Rhetoric, writing minor to be offered in fall 2011

Millions of Americans are writing regularly every day, according to a 2009 report from the National Council of Teachers of English. Advancements in technology now require people to have a wider range of writing skills to communicate. Emails, text messages, and Facebook and Twitter posts are rapidly affecting the way we share and exchange information in our social and professional lives.

Few people, however, notice how prominent and significant writing has become to everyday life.

A new rhetoric and writing minor, to be offered at RIC this fall, will examine new forms of technological writing and prepare students for writing situations they will encounter both at and beyond college, said Michael Michaud, assistant professor of English at RIC, who created the new minor.

The minor is one of two (the other being creative writing) that has replaced the old writing minor.

“We want [the rhetoric and writing minor] to pay attention to the role that writing plays in the 21st century globalized world,” said Michaud.

Though many courses at RIC require writing, it is often ancillary to the subject matter, said Michaud. Courses for the rhetoric and writing minor, however, will connect classroom writing to real-world situations.

The minor will focus on the development of writing skills, and present an opportunity for students who are interested, regardless of their major, to practice and enhance those skills to their fullest potential.

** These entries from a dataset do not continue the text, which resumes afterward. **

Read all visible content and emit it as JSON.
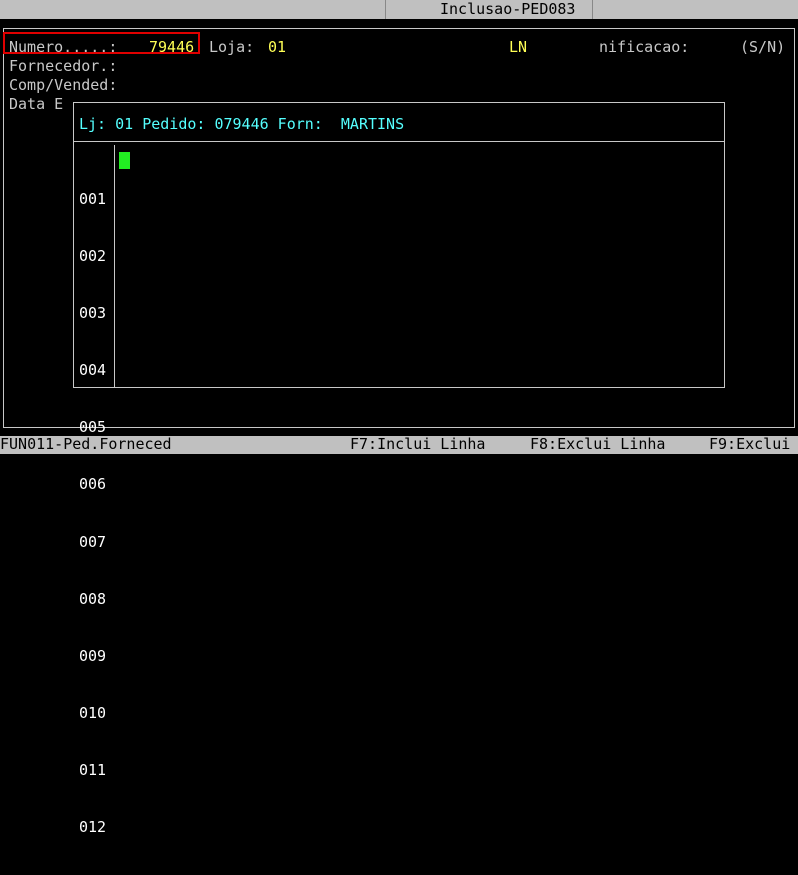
{
  "title": "Inclusao-PED083",
  "form": {
    "numero_label": "Numero.....:",
    "numero_value": "79446",
    "loja_label": "Loja:",
    "loja_value": "01",
    "ln_value": "LN",
    "nificacao_label": "nificacao:",
    "sn_label": "(S/N)",
    "fornecedor_label": "Fornecedor.:",
    "comp_label": "Comp/Vended:",
    "data_label": "Data E"
  },
  "dialog": {
    "header": "Lj: 01 Pedido: 079446 Forn:  MARTINS",
    "line_numbers": [
      "001",
      "002",
      "003",
      "004",
      "005",
      "006",
      "007",
      "008",
      "009",
      "010",
      "011",
      "012"
    ]
  },
  "statusbar": {
    "program": "FUN011-Ped.Forneced",
    "f7": "F7:Inclui Linha",
    "f8": "F8:Exclui Linha",
    "f9": "F9:Exclui"
  }
}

“We start from the idea that we all are writers,” said Michaud. “We don't want people to be intimidated.”

Becky Lynn Caouette, director of the writing program, and Jennifer Cook, assistant professor of English at RIC, also helped to create the rhetoric and writing minor.

Michael Michaud
Michaud and his colleagues believe the new minor will help students to navigate and communicate through online spaces, something that hed said is beneficial to students across majors, and will be invaluable in their future careers.

“You have to question, what do you need to be able to do or know to participate as a citizen in a globalized world and a democracy?” asked Michaud. The answer, he said, is writing.

The rhetoric and writing minor will also offer an expansion of new and updated course offerings.

A new Studies in Composition (ENGL 378) course will be offered in the fall, and will require students to analyze constructs about writing processes and determine how they relate to the globalized world.

Two English courses, previously known as Business Writing and Expository Writing, have been revised for the rhetoric and writing minor, and will be taught this fall.

Business Writing, now Writing for Professional Settings (ENGL 230), will provide instruction in professional communication and help students to begin “thinking about the role of workplace writing in people's lives,” said Michaud.

Expository Writing has been changed to Writing for Digital and Multimedia Environments (ENGL 231). In this course, students will learn about the production and consumption of multimedia communication. This is the first English course at RIC focusing specifically on multimedia writing, said Michaud.

Two previously offered English courses are also part of the rhetoric and writing minor: Modern English Grammar (ENGL 433), which will be offered in the summer, and Topics (ENGL 350).

Three other new courses have been created for the minor, and will be available once enough student interest is generated from the courses offered in the fall. New courses include Writing for the Public Sphere (ENGL 232), Studies in Rhetoric (ENGL 379) and Internship in Rhetoric and Writing (ENGL 477).

For more information on the rhetoric and writing minor, contact Michael Michaud at mmichaud@ric.edu or (401) 456-8661.